→ **Required action**
Where a line of the entries below includes the string "JSON", count it. Give only the resulting number.

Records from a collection
○ ○ ○ ○ ○

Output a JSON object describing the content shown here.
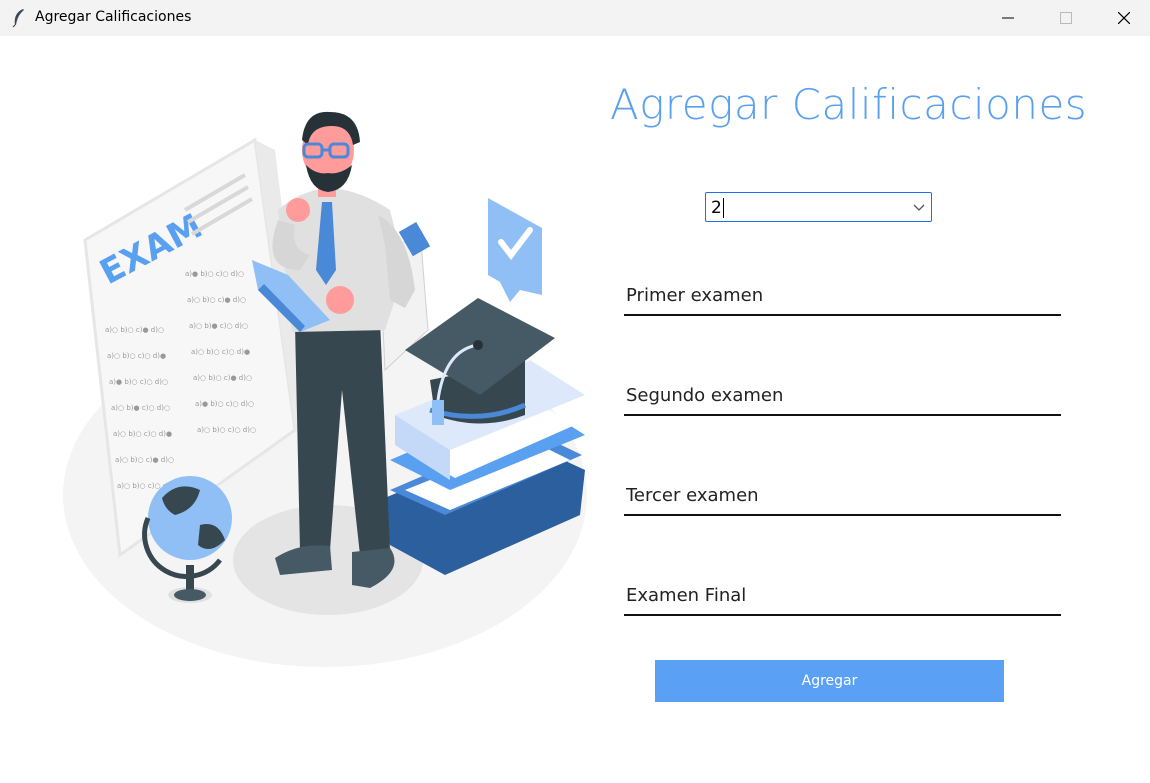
{
  "window": {
    "title": "Agregar Calificaciones",
    "icon": "feather-icon",
    "controls": [
      "minimize-icon",
      "maximize-icon",
      "close-icon"
    ]
  },
  "illustration": {
    "sheet_title": "EXAM"
  },
  "form": {
    "heading": "Agregar Calificaciones",
    "selector_value": "2",
    "fields": [
      {
        "label": "Primer examen"
      },
      {
        "label": "Segundo examen"
      },
      {
        "label": "Tercer examen"
      },
      {
        "label": "Examen Final"
      }
    ],
    "submit_label": "Agregar"
  },
  "colors": {
    "accent": "#5aa0f5",
    "heading": "#5aa0f0",
    "combo_border": "#1a73e8",
    "underline": "#111111"
  }
}
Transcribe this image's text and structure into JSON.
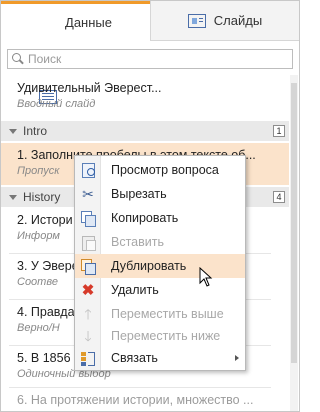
{
  "tabs": [
    {
      "label": "Данные",
      "icon": "list-icon",
      "active": true
    },
    {
      "label": "Слайды",
      "icon": "slides-icon",
      "active": false
    }
  ],
  "search": {
    "placeholder": "Поиск"
  },
  "intro_item": {
    "title": "Удивительный Эверест...",
    "subtitle": "Вводный слайд"
  },
  "groups": [
    {
      "name": "Intro",
      "count": "1"
    },
    {
      "name": "History",
      "count": "4"
    }
  ],
  "questions": [
    {
      "title": "1. Заполните пробелы в этом тексте об...",
      "subtitle": "Пропуск"
    },
    {
      "title": "2. Истори",
      "subtitle": "Информ"
    },
    {
      "title": "3. У Эвере",
      "subtitle": "Соотве"
    },
    {
      "title": "4. Правда",
      "subtitle": "Верно/Н"
    },
    {
      "title": "5. В 1856",
      "subtitle": "Одиночный выбор"
    },
    {
      "title": "6. На протяжении истории, множество ...",
      "subtitle": ""
    }
  ],
  "context_menu": {
    "items": [
      {
        "label": "Просмотр вопроса",
        "icon": "preview-icon",
        "enabled": true
      },
      {
        "label": "Вырезать",
        "icon": "cut-icon",
        "enabled": true
      },
      {
        "label": "Копировать",
        "icon": "copy-icon",
        "enabled": true
      },
      {
        "label": "Вставить",
        "icon": "paste-icon",
        "enabled": false
      },
      {
        "label": "Дублировать",
        "icon": "duplicate-icon",
        "enabled": true,
        "hovered": true
      },
      {
        "label": "Удалить",
        "icon": "delete-icon",
        "enabled": true
      },
      {
        "label": "Переместить выше",
        "icon": "arrow-up-icon",
        "enabled": false
      },
      {
        "label": "Переместить ниже",
        "icon": "arrow-down-icon",
        "enabled": false
      },
      {
        "label": "Связать",
        "icon": "link-icon",
        "enabled": true,
        "submenu": true
      }
    ]
  },
  "colors": {
    "accent": "#f09a2a",
    "selection": "#fbe3cb",
    "delete": "#d63a2a"
  }
}
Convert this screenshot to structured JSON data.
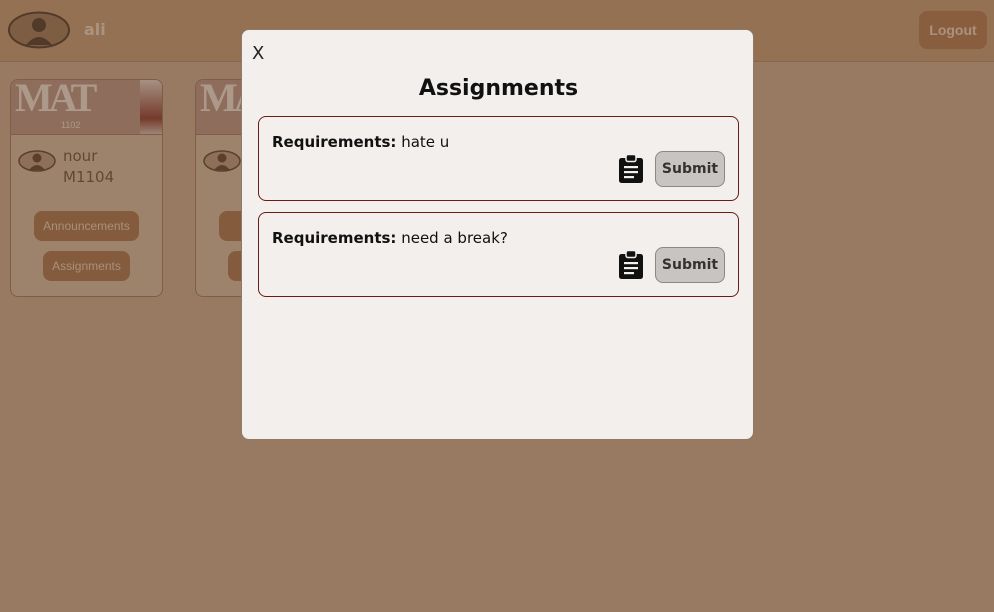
{
  "header": {
    "username": "ali",
    "logout_label": "Logout"
  },
  "courses": [
    {
      "banner_text": "MAT",
      "banner_code": "1102",
      "teacher": "nour",
      "course_code": "M1104",
      "announcements_label": "Announcements",
      "assignments_label": "Assignments"
    }
  ],
  "modal": {
    "close_label": "X",
    "title": "Assignments",
    "requirements_label": "Requirements:",
    "items": [
      {
        "requirement": "hate u",
        "submit_label": "Submit"
      },
      {
        "requirement": "need a break?",
        "submit_label": "Submit"
      }
    ]
  },
  "icons": {
    "avatar": "user-avatar-icon",
    "assignment": "clipboard-icon"
  },
  "colors": {
    "topbar": "#c59d7b",
    "page_bg": "#c9ad94",
    "accent_button": "#a87552",
    "modal_bg": "#f3efec",
    "assignment_border": "#6b1a14"
  }
}
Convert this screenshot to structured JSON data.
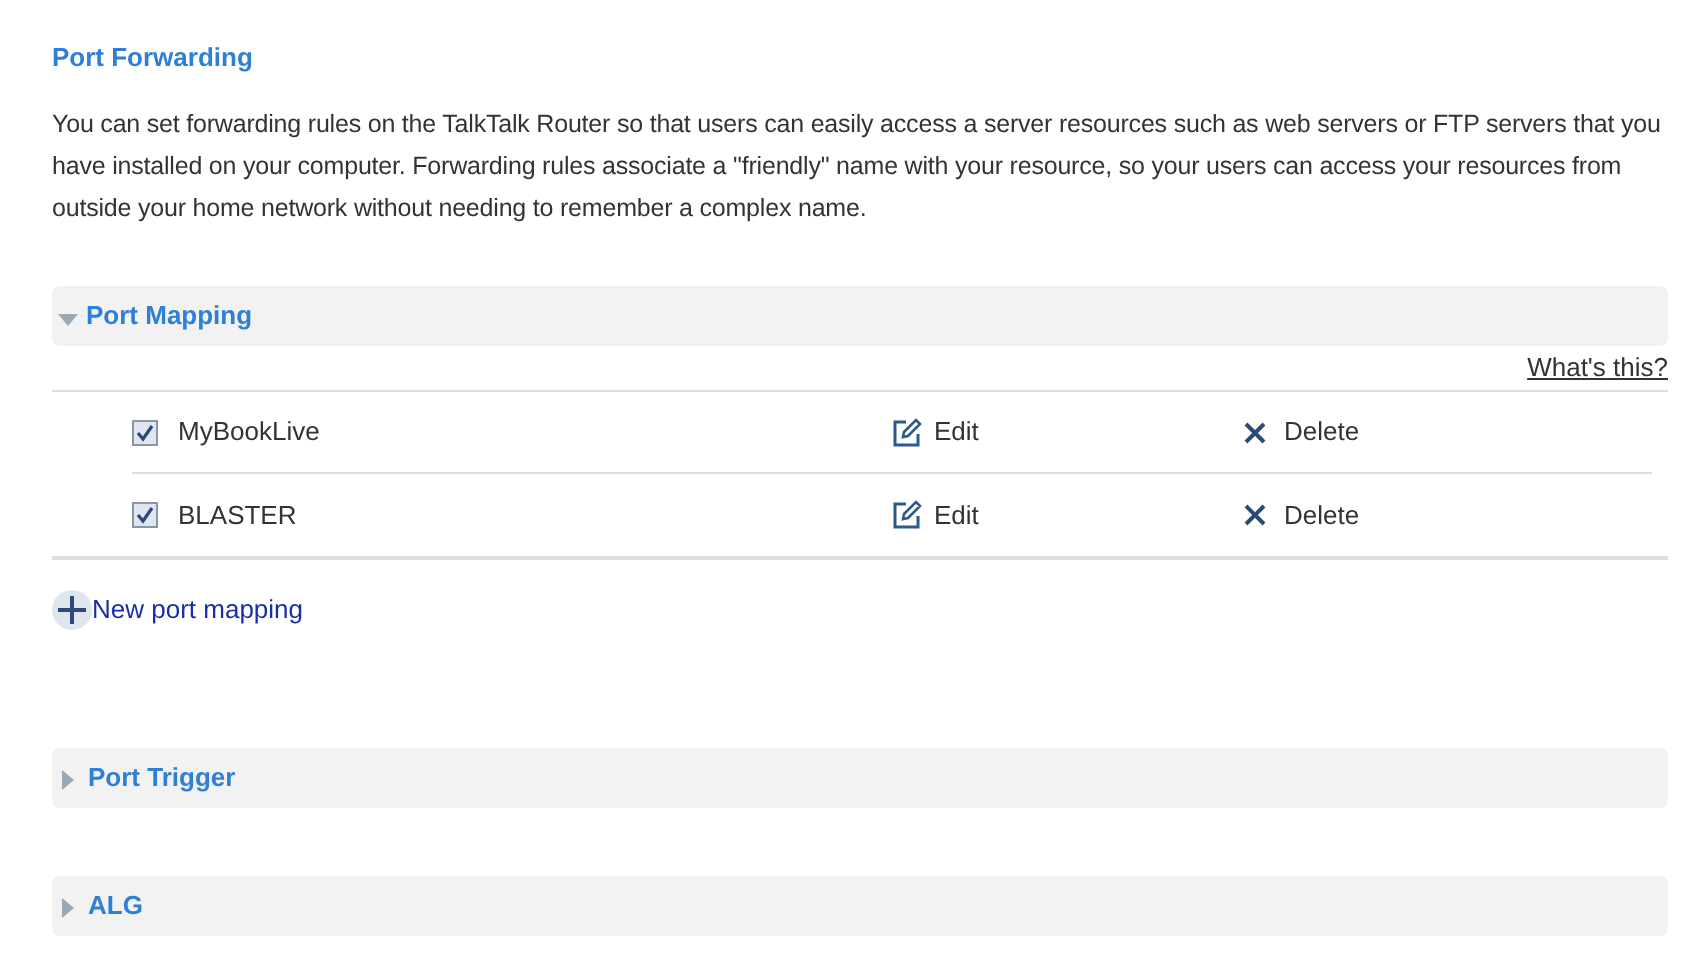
{
  "title": "Port Forwarding",
  "description": "You can set forwarding rules on the TalkTalk Router so that users can easily access a server resources such as web servers or FTP servers that you have installed on your computer. Forwarding rules associate a \"friendly\" name with your resource, so your users can access your resources from outside your home network without needing to remember a complex name.",
  "sections": [
    {
      "title": "Port Mapping",
      "expanded": true,
      "help_link": "What's this?",
      "rows": [
        {
          "name": "MyBookLive",
          "checked": true,
          "edit": "Edit",
          "delete": "Delete"
        },
        {
          "name": "BLASTER",
          "checked": true,
          "edit": "Edit",
          "delete": "Delete"
        }
      ],
      "add_label": "New port mapping"
    },
    {
      "title": "Port Trigger",
      "expanded": false
    },
    {
      "title": "ALG",
      "expanded": false
    }
  ]
}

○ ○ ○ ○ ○

→ **Response area**
4